About this exercise
Every record must be repeated precisely as it stands.

┌─ Records for the exercise

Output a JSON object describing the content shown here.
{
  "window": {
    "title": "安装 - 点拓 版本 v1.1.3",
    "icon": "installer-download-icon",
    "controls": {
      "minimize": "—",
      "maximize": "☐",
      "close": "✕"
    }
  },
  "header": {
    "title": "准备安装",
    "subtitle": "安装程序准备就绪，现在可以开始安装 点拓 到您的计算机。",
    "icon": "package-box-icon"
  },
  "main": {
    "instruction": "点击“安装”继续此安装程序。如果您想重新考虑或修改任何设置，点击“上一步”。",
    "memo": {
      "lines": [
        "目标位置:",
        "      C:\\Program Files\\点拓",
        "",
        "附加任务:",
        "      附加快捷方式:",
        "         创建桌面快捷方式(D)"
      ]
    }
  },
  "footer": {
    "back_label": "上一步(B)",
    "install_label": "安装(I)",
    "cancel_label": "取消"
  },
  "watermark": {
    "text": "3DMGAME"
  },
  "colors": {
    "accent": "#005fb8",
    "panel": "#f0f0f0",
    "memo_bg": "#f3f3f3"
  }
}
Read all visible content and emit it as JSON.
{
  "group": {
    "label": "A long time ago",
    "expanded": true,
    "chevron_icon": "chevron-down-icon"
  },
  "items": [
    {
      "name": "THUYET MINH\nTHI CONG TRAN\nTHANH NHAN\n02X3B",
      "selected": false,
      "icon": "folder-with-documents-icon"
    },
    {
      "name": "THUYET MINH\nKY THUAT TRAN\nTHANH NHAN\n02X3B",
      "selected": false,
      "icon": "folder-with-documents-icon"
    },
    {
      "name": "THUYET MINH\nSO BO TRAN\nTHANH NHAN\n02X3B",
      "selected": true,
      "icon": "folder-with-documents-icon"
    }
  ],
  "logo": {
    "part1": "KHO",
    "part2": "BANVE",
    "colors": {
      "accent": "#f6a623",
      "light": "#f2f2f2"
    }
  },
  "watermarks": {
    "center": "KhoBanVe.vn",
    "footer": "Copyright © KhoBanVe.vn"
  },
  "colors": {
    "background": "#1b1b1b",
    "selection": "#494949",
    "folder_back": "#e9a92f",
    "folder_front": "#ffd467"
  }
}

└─

Solution to this task
Output a JSON object describing the content shown here.
{
  "window": {
    "title": "安装 - 点拓 版本 v1.1.3",
    "icon": "installer-download-icon",
    "controls": {
      "minimize": "—",
      "maximize": "☐",
      "close": "✕"
    }
  },
  "header": {
    "title": "准备安装",
    "subtitle": "安装程序准备就绪，现在可以开始安装 点拓 到您的计算机。",
    "icon": "package-box-icon"
  },
  "main": {
    "instruction": "点击“安装”继续此安装程序。如果您想重新考虑或修改任何设置，点击“上一步”。",
    "memo": {
      "lines": [
        "目标位置:",
        "      C:\\Program Files\\点拓",
        "",
        "附加任务:",
        "      附加快捷方式:",
        "         创建桌面快捷方式(D)"
      ]
    }
  },
  "footer": {
    "back_label": "上一步(B)",
    "install_label": "安装(I)",
    "cancel_label": "取消"
  },
  "watermark": {
    "text": "3DMGAME"
  },
  "colors": {
    "accent": "#005fb8",
    "panel": "#f0f0f0",
    "memo_bg": "#f3f3f3"
  }
}
Read all visible content and emit it as JSON.
{
  "group": {
    "label": "A long time ago",
    "expanded": true,
    "chevron_icon": "chevron-down-icon"
  },
  "items": [
    {
      "name": "THUYET MINH\nTHI CONG TRAN\nTHANH NHAN\n02X3B",
      "selected": false,
      "icon": "folder-with-documents-icon"
    },
    {
      "name": "THUYET MINH\nKY THUAT TRAN\nTHANH NHAN\n02X3B",
      "selected": false,
      "icon": "folder-with-documents-icon"
    },
    {
      "name": "THUYET MINH\nSO BO TRAN\nTHANH NHAN\n02X3B",
      "selected": true,
      "icon": "folder-with-documents-icon"
    }
  ],
  "logo": {
    "part1": "KHO",
    "part2": "BANVE",
    "colors": {
      "accent": "#f6a623",
      "light": "#f2f2f2"
    }
  },
  "watermarks": {
    "center": "KhoBanVe.vn",
    "footer": "Copyright © KhoBanVe.vn"
  },
  "colors": {
    "background": "#1b1b1b",
    "selection": "#494949",
    "folder_back": "#e9a92f",
    "folder_front": "#ffd467"
  }
}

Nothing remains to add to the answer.